A: That would be a really good question to pose to the DOL. There were many of us in the industry that were left scratching our heads heads after the Advisory Opinion came out. I don’t have a good answer for that one.
Q: The Senate seems intent on allowing Open MEPs, do you think this is going to happen?
A: It appears that it’s only a matter of “when” at this point. The Pooled Employer Plan proposal looks great from our end. We are fortunate to already have more than 5 years of actual operating experience in our Platinum 401k Open MEP product. I think our experience and unwavering commitment to this market gives us a huge competitive advantage and will help to continue to position us as an industry leader going into the next decade.
Q: How do you think the new fiduciary rule will impact the MEP business?
A: The new fiduciary rule will impact every aspect of what we and advisers do beginning next April. We expect to be much more involved in making provider recommendations as we already act as a fiduciary. The MEP/PEP business will become a fiduciary solution for advisers and brokers who don’t want to be fiduciaries. Our program solves many of the challenges around the new rule and provides a retirement plan solution for fiduciaries would would prefer not to be fiduciaries.
Q: Matt Hutcheson was an independent fiduciary who was sentenced to 17 years in federal prison for embezzling money from MEPs he controlled. Did that negatively affect your business and do you think it had any impact with the DOL on their advisory opinion on Open MEPs?
A: It didn’t really impact our business. Every year the Department of Labor issue 50 or so press releases that list plan fiduciaries who have either misappropriated monies, breached their duties, converted plan assets for their own use, and dozens of other prohibited transactions. 95% of the plans having these issues are single employer plans. Maybe more. Crooks come in all flavors. Mr. Hutcheson just happened to choose a MEP as the vehicle to loot for his own benefit. It could just as easily have been a defined benefit plan, target benefit plan, ESOP, or any other type of plan. I believe that the timing of his arrest and subsequent conviction may have influenced the actions of the DOL, but we have no way to be certain.
Q: The DOL under President Obama through fee disclosure and the fiduciary rule is pro-participant, do you think the way they handled Open MEPs is the one thing they got wrong?
A: I politely disagreed with the DOL’s position in the Advisory Opinion, but then again I’m not occupying an office at 200 Constitution Avenue NW. I understand the rationale behind the decision, and perhaps issuing the Advisory Opinion gave all of us a chance to take a step back and make sure we had suitable rules in place to expand MEP’s. I was delighted to provide testimony before the Department of Labor’s ERISA Advisory Council in August 2014 on the subject “Outsourcing Employee Benefit Plan Services”. The Council did an outstanding job of taking in the testimony of several industry pros in reaching their recommendations in early 2015. Their work helped to underscore the need for these types of programs, which Congress is taking up and which I believe will be sent to the White House before the end of 2016.
Q: If people want more information on your MEP expertise, where can they find it?

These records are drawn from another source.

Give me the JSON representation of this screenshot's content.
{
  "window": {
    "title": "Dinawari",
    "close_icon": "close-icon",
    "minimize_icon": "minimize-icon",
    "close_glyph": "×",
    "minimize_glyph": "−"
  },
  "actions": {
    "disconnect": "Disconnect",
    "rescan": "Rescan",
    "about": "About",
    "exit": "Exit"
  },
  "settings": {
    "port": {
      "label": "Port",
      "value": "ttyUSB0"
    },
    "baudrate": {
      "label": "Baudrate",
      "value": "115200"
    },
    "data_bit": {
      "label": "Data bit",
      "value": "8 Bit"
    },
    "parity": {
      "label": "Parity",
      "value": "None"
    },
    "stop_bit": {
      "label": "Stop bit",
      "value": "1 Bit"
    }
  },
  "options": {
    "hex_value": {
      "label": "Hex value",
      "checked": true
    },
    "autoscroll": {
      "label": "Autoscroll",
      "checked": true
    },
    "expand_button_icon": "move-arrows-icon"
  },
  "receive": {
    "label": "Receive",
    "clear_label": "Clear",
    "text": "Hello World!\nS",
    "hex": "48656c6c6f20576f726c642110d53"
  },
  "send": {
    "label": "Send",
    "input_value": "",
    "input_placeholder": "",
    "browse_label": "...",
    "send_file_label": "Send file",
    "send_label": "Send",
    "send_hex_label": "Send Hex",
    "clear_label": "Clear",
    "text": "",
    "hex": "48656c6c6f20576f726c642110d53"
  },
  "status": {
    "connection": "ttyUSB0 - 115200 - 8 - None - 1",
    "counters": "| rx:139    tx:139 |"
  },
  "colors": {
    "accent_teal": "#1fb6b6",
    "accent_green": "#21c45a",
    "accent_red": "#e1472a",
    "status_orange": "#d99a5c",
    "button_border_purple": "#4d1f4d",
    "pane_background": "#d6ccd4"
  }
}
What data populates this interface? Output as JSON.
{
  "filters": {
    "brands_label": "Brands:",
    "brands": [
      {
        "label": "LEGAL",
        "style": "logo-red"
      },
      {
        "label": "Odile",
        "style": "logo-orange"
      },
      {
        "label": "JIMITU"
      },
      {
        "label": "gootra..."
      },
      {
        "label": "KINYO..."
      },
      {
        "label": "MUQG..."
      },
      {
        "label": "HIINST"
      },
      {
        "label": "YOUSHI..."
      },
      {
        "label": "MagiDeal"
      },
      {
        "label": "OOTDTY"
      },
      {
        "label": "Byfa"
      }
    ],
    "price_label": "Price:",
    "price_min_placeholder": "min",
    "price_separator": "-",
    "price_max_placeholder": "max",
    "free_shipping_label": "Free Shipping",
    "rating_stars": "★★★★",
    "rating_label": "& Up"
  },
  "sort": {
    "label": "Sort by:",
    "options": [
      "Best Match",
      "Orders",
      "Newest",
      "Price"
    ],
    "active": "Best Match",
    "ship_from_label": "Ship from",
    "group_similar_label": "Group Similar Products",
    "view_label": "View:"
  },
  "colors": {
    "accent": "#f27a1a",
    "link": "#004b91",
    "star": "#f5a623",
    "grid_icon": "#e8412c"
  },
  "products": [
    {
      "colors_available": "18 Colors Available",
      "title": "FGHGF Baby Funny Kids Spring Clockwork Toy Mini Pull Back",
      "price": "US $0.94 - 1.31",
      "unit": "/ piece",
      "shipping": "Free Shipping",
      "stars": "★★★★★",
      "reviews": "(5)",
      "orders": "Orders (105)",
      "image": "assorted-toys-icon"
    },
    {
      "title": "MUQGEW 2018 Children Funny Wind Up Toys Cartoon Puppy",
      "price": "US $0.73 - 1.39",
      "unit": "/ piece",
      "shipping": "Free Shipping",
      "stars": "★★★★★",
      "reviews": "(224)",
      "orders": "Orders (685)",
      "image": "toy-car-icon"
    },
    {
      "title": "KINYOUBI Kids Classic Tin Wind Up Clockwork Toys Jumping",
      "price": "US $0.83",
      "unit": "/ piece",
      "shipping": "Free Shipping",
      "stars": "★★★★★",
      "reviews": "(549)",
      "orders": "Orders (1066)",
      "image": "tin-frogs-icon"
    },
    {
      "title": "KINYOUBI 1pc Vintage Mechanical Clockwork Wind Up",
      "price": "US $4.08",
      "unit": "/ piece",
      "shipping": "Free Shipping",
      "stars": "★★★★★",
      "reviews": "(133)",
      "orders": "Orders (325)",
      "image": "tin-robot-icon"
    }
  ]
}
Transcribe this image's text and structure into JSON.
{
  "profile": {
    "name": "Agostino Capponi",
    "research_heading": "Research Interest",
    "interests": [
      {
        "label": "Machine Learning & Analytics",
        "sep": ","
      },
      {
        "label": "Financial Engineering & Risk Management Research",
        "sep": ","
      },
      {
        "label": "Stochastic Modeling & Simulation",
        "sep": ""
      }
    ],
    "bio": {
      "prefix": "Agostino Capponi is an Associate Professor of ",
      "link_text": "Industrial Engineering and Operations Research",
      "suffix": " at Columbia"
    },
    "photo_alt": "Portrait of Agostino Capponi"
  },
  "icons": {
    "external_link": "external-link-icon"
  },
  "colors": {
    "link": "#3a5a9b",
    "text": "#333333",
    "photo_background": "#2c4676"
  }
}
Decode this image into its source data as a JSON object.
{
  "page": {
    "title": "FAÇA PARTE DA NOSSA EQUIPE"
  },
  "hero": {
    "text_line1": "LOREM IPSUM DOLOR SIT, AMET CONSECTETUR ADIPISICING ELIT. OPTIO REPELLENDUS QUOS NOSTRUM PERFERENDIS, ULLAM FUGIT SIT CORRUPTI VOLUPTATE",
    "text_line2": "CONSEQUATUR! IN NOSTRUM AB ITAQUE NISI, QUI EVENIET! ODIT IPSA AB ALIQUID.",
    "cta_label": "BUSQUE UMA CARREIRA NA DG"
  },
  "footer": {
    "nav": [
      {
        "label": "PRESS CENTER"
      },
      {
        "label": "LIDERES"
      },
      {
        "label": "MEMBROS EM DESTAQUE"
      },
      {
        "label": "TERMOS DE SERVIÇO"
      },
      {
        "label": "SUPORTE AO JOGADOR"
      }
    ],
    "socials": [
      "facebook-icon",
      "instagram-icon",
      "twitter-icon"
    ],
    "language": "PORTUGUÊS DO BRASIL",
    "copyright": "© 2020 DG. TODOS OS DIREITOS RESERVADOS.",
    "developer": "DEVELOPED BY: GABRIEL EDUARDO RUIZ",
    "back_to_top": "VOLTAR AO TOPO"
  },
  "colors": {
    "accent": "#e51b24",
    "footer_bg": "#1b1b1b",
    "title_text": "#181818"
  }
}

A: They can always visit us at www.ThePlatinum401k.com for more information. Our website detailing the conversion from MEP’s over to the new PEP’s in 2019 will go live shortly after the proposed legislation is signed into law. That website is at www.MEP2PEP.com. We’ll be announcing that in the media, most likely in early January.
I can also be reached by email at firstname.lastname@example.org or by phone in Clearwater, Florida at 813.774.3366 if your readers have any questions.